Rare Booksellers' First Catalogues - A Cover Story, Part 2 (Europe)
"This catalogue is not only expensive to print, but has only been produced as a result of very many hours of hard work - sometimes forced drudgery - on my part. PLEASE DO NOT WASTE IT."
Arthur Rogers (1951)
"Current book-sellers' catalogues present a grave problem. Space forbids that they should all be retained, yet it is a sad wrench to part with them. No ephemeral literature approaches them in fascination. To receive one at breakfast, to skim through it with one's porridge, possibly leaving the table to dictate a telegram if circumstances demand it, to note complacently how the books one bought for modest sums in the past have risen in price - these are among the highest pleasures of life. Only when a mountainous accumulation of catalogues demands drastic action can I bring myself to throw a proportion of them away. Then - perhaps once in three years - there is a gigantic sorting; some are earmarked for permanent retention as works of reference; the rest are reluctantly destroyed after certain material such as plates of bindings and manuscripts has been cut out and transferred to a growing series of folio scrap-books - 'cutting up books to make other books', as an unsympathetic friend once described it."

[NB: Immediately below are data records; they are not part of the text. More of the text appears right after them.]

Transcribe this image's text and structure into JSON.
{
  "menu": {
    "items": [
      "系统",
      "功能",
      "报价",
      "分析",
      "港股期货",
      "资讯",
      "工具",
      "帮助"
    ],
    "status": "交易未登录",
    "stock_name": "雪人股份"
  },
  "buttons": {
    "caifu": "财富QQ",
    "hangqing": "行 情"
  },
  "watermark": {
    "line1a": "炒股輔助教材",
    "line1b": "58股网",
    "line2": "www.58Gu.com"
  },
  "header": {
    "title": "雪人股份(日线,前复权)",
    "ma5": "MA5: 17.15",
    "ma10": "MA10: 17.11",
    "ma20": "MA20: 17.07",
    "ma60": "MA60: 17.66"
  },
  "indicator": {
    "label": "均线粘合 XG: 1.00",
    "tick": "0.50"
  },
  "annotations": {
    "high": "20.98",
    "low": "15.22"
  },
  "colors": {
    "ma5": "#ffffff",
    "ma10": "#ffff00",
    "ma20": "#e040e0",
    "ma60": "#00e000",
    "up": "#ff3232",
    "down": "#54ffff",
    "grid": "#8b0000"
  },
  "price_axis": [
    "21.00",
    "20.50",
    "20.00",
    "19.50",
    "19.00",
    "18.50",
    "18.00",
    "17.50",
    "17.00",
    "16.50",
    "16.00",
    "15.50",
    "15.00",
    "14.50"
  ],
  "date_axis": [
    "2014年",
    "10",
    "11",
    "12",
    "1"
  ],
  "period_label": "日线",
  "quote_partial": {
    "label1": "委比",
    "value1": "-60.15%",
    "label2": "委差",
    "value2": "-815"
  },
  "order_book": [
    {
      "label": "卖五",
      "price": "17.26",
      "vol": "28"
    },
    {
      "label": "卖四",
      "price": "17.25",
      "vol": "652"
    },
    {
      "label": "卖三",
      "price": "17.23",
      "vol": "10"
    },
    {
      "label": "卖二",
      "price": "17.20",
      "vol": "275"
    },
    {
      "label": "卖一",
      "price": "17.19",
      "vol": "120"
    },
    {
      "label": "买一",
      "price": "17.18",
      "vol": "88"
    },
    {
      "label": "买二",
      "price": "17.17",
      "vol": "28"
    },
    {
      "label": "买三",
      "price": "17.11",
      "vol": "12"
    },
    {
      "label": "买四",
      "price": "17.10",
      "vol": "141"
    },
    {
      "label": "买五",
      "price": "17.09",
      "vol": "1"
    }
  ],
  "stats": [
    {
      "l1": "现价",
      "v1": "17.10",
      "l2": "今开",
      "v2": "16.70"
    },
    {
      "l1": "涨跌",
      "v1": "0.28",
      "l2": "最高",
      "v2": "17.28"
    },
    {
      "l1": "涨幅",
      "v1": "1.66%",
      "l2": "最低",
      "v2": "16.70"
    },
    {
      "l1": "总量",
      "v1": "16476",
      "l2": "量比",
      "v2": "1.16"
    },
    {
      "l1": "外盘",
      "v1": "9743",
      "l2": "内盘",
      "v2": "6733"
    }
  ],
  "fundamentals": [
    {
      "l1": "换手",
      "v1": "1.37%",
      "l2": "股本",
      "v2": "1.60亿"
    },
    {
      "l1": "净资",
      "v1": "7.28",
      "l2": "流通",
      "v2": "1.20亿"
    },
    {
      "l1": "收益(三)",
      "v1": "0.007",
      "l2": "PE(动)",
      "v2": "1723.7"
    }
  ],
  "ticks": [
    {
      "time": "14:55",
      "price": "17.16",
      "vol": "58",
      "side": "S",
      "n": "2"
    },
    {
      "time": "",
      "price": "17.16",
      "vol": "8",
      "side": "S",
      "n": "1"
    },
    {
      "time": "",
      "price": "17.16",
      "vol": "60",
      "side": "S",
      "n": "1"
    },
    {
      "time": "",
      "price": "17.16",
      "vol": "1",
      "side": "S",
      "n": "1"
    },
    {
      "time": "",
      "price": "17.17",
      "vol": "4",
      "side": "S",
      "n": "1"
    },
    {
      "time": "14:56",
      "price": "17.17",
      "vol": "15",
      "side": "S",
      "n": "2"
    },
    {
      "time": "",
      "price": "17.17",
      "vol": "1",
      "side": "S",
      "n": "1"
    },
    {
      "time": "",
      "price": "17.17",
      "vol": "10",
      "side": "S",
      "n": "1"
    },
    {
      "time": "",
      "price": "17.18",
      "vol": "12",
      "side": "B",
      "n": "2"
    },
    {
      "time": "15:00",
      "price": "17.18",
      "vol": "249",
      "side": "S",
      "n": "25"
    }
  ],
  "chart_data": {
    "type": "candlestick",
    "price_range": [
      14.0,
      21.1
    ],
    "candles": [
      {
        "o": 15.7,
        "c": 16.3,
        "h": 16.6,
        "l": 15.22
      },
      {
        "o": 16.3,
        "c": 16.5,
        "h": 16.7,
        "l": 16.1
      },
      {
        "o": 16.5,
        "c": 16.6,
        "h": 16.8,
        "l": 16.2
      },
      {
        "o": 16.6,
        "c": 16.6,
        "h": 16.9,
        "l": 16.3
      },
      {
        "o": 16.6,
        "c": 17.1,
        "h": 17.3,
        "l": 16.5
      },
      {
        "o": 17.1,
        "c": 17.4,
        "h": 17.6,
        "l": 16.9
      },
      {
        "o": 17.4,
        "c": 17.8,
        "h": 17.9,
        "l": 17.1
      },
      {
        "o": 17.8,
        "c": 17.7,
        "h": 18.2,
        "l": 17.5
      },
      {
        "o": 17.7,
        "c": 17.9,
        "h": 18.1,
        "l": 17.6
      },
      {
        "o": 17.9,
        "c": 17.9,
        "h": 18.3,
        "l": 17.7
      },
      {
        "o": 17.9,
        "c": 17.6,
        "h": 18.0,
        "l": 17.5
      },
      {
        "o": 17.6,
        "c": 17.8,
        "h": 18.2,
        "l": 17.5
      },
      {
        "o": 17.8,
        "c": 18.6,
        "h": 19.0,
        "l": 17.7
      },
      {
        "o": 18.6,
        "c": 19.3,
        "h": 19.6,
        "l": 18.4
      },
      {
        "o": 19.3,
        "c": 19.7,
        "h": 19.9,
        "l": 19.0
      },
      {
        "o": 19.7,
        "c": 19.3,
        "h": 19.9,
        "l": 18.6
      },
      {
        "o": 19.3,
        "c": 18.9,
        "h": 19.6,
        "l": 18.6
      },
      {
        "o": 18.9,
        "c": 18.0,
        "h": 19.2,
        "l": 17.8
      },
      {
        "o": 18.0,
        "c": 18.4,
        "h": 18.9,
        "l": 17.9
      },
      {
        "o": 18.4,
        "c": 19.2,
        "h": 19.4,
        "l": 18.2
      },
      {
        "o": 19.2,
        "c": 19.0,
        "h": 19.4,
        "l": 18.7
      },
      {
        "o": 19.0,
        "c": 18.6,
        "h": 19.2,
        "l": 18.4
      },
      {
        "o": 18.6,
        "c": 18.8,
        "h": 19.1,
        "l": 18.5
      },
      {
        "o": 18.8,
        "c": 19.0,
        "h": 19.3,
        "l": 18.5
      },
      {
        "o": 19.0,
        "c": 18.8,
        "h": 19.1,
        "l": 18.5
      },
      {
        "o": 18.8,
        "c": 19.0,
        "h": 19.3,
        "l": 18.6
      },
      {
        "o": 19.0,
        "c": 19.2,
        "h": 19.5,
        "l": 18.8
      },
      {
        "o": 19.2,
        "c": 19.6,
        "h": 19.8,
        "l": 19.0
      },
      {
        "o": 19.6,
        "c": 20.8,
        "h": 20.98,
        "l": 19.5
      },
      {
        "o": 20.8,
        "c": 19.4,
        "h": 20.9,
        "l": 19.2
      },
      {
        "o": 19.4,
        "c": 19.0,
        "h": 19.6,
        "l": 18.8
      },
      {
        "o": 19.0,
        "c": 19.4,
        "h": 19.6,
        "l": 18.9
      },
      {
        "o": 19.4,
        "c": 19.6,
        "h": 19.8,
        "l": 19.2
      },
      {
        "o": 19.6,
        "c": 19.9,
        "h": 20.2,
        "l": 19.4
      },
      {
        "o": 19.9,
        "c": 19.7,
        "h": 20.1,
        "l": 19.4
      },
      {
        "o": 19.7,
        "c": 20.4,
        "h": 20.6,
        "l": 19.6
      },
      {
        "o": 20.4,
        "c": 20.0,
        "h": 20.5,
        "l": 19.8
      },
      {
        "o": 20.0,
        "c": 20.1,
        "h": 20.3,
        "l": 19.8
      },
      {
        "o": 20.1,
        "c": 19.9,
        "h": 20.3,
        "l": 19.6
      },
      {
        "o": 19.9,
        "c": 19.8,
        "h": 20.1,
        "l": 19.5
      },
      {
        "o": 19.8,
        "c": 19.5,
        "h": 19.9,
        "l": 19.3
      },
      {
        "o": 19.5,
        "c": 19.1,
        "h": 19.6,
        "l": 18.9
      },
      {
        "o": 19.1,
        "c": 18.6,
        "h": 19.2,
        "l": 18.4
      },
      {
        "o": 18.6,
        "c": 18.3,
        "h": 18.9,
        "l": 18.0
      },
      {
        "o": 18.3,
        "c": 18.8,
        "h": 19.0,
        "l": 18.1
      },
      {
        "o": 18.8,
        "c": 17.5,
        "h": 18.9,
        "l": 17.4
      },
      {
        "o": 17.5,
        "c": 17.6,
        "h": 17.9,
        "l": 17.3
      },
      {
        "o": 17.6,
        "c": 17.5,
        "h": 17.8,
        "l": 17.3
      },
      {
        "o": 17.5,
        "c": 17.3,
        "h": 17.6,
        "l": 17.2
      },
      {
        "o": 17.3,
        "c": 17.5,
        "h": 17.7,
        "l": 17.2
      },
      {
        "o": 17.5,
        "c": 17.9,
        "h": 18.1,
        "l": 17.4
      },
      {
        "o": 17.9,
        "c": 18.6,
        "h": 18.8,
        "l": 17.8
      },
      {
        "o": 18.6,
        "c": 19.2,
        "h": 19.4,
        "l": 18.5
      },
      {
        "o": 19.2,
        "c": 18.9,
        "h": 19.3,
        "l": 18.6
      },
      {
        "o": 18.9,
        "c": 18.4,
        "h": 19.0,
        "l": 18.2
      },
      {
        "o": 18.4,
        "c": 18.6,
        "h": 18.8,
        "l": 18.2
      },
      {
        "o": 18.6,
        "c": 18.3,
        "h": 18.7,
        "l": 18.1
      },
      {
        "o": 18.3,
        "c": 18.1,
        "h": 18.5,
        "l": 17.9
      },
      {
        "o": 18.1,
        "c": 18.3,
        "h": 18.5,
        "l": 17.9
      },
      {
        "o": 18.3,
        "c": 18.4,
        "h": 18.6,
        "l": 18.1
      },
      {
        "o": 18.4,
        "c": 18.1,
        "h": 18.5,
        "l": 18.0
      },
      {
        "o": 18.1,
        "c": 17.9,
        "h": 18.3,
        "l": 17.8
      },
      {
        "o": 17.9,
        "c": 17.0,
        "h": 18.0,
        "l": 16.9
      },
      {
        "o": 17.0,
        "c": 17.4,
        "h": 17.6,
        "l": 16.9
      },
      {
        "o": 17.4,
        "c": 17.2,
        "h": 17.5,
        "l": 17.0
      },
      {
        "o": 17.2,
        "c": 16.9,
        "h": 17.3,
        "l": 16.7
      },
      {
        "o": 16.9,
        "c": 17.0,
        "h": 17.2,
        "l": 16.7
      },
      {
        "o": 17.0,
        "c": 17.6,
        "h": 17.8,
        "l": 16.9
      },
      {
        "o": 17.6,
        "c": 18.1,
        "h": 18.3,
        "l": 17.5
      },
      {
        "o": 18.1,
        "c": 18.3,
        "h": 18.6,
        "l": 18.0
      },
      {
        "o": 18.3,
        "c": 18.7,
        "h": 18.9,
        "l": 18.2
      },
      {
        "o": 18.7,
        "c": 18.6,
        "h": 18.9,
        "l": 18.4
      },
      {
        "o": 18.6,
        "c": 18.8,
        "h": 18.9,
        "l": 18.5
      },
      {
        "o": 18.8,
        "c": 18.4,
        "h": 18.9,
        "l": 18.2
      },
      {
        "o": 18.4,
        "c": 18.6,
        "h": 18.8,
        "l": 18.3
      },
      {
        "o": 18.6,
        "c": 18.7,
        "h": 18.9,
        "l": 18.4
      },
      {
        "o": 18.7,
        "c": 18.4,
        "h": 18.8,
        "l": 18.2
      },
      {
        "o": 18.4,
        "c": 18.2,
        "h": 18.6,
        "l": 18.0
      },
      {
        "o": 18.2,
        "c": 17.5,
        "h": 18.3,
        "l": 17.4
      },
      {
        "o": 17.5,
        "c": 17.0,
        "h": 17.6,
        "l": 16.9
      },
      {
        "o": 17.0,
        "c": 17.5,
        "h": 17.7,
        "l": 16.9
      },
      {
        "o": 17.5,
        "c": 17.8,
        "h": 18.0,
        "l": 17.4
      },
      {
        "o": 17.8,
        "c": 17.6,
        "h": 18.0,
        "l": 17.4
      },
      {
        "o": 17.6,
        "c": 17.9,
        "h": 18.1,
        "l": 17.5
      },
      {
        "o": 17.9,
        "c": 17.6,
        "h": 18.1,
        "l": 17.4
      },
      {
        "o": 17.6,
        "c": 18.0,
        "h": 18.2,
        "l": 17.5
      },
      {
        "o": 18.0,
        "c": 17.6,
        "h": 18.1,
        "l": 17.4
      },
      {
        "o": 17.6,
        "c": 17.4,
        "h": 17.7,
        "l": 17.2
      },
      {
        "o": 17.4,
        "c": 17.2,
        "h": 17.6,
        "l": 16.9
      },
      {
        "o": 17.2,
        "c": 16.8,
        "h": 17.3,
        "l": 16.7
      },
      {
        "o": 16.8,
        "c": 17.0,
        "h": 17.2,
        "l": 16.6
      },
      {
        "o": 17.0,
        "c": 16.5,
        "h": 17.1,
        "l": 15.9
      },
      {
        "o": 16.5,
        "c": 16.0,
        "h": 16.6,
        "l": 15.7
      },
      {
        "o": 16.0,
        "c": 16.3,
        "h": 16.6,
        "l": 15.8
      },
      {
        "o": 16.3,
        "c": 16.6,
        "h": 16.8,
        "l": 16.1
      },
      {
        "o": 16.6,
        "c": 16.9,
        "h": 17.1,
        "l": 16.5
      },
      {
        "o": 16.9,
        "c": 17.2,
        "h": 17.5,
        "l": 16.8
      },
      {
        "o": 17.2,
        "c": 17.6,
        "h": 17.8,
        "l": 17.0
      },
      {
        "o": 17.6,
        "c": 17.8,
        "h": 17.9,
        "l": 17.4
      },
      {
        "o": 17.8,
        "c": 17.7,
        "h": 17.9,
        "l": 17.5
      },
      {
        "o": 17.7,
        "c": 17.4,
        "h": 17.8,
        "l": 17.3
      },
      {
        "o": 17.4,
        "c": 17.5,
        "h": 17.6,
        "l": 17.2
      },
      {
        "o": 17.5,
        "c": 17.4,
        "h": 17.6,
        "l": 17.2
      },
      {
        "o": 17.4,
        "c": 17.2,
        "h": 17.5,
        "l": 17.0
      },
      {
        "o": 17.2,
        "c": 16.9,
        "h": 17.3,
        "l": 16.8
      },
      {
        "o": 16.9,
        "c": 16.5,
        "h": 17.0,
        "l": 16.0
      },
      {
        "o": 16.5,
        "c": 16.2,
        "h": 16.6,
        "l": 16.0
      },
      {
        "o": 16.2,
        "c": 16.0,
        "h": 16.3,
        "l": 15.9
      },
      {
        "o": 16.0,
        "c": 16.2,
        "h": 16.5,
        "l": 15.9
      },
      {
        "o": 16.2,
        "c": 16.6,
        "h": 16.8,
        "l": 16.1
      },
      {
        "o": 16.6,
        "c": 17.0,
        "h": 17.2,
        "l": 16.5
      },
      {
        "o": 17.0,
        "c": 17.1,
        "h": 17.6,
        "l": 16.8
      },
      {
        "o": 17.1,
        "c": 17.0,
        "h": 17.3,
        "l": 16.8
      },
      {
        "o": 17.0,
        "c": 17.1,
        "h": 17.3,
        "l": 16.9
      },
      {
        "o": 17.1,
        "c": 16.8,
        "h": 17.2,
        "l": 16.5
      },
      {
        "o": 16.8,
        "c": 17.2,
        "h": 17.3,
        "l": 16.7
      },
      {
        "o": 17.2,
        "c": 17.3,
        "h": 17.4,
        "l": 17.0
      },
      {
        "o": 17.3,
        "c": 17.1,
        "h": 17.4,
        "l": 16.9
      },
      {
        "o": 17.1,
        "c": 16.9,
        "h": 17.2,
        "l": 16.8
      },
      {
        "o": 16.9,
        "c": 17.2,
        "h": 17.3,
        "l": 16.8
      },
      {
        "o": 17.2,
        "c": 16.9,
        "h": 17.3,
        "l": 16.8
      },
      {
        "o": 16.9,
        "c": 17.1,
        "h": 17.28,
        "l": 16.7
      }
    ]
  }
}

Don't throw them away! Keep them!
Part 2 of ILAB's cover story of rare booksellers' first catalogues reflects the history of the trade in Europe from the late 19th century up to the present with copies from Germany, Switzerland, Austria, the Netherlands, France, Great Britain, Italy and Scandinavia. Among them are the old names such as H.P. Kraus (Vienna), C.G. Boerner (Leipzig), Martin Breslauer (Berlin), E.P. Goldschmidt (London), Paul Graupe (Berlin), A. Rosenthal (London), Bernard Rosenthal (New York), Heinrich Rosenthal (Munich), Harry Hirsch (Hamburg) and Hübscher & Teufel (Cologne). Other catalogues symbolize the first steps into the trade of former ILAB Presidents: Bob de Graaf and Michael Steinbach jr., or they show the beginnings of dealers like Heribert Tenschert, Jörg Schäfer, Die Schmiede, Gunnar Kaldewey, Manfred Nosbüsch and Dr. Adrian Flühmann.
Karl-Heinz Knupfer of Venator & Hanstein has invested much time and energy in building up this collection and providing ILAB with pictures and bibliographical details. Thank you very much!
(The quotations are taken from H.R. Woudhuysen: Catalogues. In: Out of Print and into Profit. A History of the Rare and Seconhand Book Trade in Britain in the Twentieth Century. Edited by Giles Mandelbrote. The British Library and Oak Knoll Press 2006).
Marcus Haucke, "Tod für die Idee". Expressionismus - Exil - Gruppe 47. Berlin. 1992. (Courtesy of Marcus Haucke)